When depending on Six Sigma for manufacturing products and dealing with mechanical and industrial-style production systems, we advise that you aim for standardization. It also comes in handy when working with lean Six Sigma.
However, how do you achieve this? You can use process sheets and checklists to standardize an approach and delve into the intricacies of standardization. A checklist will help you remove variance, thus bringing you closer to your final goal.
We also advise that you standardize processes that have a standard repetition. For example, when aiming at finding processes, you should not only look for a process that will be fast but also that which can be consistently fast and easy to standardize.
5. Get Buy-Ins from The Team
There is power in collaboration. Even though managers and analysts are in a better position to make excellent decisions regarding a process, the employees involved in the daily operation of the process also deserve a voice, and they can offer useful insights that would have otherwise escaped the top management.

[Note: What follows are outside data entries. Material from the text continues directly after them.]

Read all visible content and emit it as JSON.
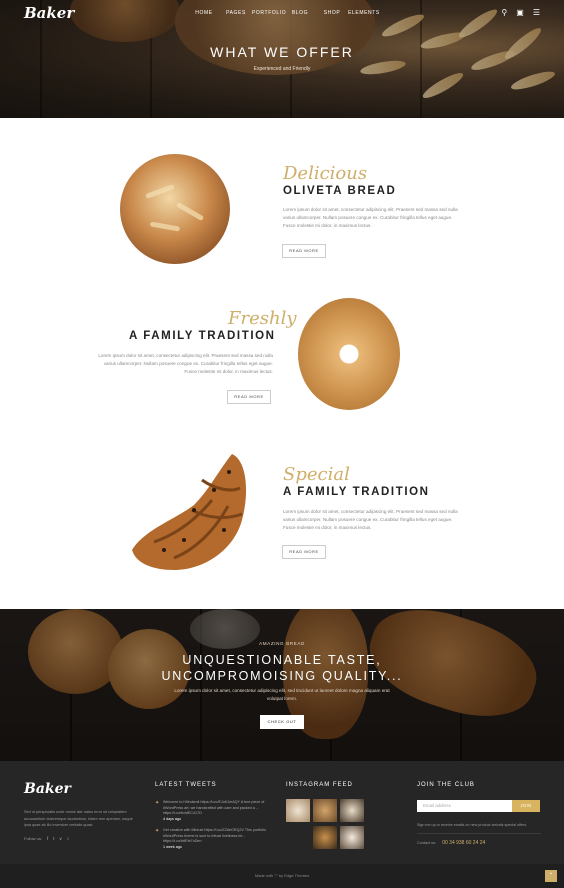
{
  "header": {
    "logo": "Baker",
    "nav": [
      "HOME",
      "PAGES",
      "PORTFOLIO",
      "BLOG",
      "SHOP",
      "ELEMENTS"
    ],
    "icons": [
      "search-icon",
      "cart-icon",
      "menu-icon"
    ],
    "cart_count": "0"
  },
  "hero": {
    "title": "WHAT WE OFFER",
    "subtitle": "Experienced and Friendly"
  },
  "products": [
    {
      "script": "Delicious",
      "title": "OLIVETA BREAD",
      "text": "Lorem ipsum dolor sit amet, consectetur adipiscing elit. Praesent sed massa sed nulla varius ullamcorper. Nullam posuere congue ex. Curabitur fringilla tellus eget augue. Fusce molestie mi dolor, in maximus lectus.",
      "button": "READ MORE"
    },
    {
      "script": "Freshly",
      "title": "A FAMILY TRADITION",
      "text": "Lorem ipsum dolor sit amet, consectetur adipiscing elit. Praesent sed massa sed nulla varius ullamcorper. Nullam posuere congue ex. Curabitur fringilla tellus eget augue. Fusce molestie mi dolor, in maximus lectus.",
      "button": "READ MORE"
    },
    {
      "script": "Special",
      "title": "A FAMILY TRADITION",
      "text": "Lorem ipsum dolor sit amet, consectetur adipiscing elit. Praesent sed massa sed nulla varius ullamcorper. Nullam posuere congue ex. Curabitur fringilla tellus eget augue. Fusce molestie mi dolor, in maximus lectus.",
      "button": "READ MORE"
    }
  ],
  "banner": {
    "kicker": "AMAZING BREAD",
    "title_line1": "UNQUESTIONABLE TASTE,",
    "title_line2": "UNCOMPROMOISING QUALITY...",
    "text": "Lorem ipsum dolor sit amet, consectetur adipiscing elit, sed tincidunt ut laoreet dolore magna aliquam erat volutpat lorem.",
    "button": "CHECK OUT"
  },
  "footer": {
    "logo": "Baker",
    "about": "Sed ut perspiciatis unde omnis iste natus error sit voluptatem accusantium doloremque laudantium, totam rem aperiam, eaque ipsa quae ab illo inventore veritatis quasi.",
    "follow_label": "Follow us:",
    "social_icons": [
      "facebook-icon",
      "twitter-icon",
      "vine-icon",
      "dribbble-icon"
    ],
    "tweets_heading": "LATEST TWEETS",
    "tweets": [
      {
        "text": "Welcome to Hilindsmit https://t.co/EJuKJmAQY A true piece of #WordPress art; we handcrafted with care and packed a ... https://t.co/bvidEC417D",
        "ago": "4 days ago"
      },
      {
        "text": "Get creative with Mintuel https://t.co/ZZ8eGRQ2V This portfolio #WordPress theme is sure to infuse liveliness int... https://t.co/htfEfe7oDen",
        "ago": "1 week ago"
      }
    ],
    "instagram_heading": "INSTAGRAM FEED",
    "instagram_photos": 6,
    "club_heading": "JOIN THE CLUB",
    "email_placeholder": "Email address",
    "join_button": "JOIN",
    "club_note": "Sign me up to receive emails on new product arrivals special offers.",
    "contact_label": "Contact us:",
    "phone": "00 34 938 60 24 24",
    "copyright_pre": "Made with",
    "copyright_post": "by Edge Themes"
  },
  "colors": {
    "accent": "#cfae6a",
    "footer_bg": "#262626",
    "title_text": "#222222"
  }
}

We advise, therefore, that managers and people responsible for process management should strive to have a one-on-one interaction with the places that need improvement. In Six Sigma, team members responsible for process improvement are normally grouped into process owner, process champion, black belts, and green belts. They normally have different responsibilities, including being in liaison with other staff or employees.
The Six Sigma team should get other teams to recognize the issues at hand and buy into the solutions. A good example of achieving buy-in is by making the staff involved in the improvement process through consultation.
Therefore, while pursuing Six Sigma, every organization should know that people are involved in the running of the organization, and their input should therefore be considered.
6. Ensure That Your Efforts Are Both Systematic and Scientific
Six Sigma helps you come up with a system that allows you to improve your processes. It has a scientific quality given that it taps into our data-driven world. You should therefore find ways of how to use this data to help create and maintain improvements.
Therefore, while using Six Sigma, you should aim at achieving a scientific approach to your business operations. The DMAIC process in Six Sigma will help you come up with a useful definition of a problem, calculate its possible successes and measure any attempt that will help you arrive at it.
A good example of achieving this is looking for scientific solutions for your problems based on the data collected and recording your efforts systematically.
These seven principles should help you achieve adequate process management through Six Sigma. However, you should also take your time and learn more about Six Sigma before any attempt to use it in your business for process management.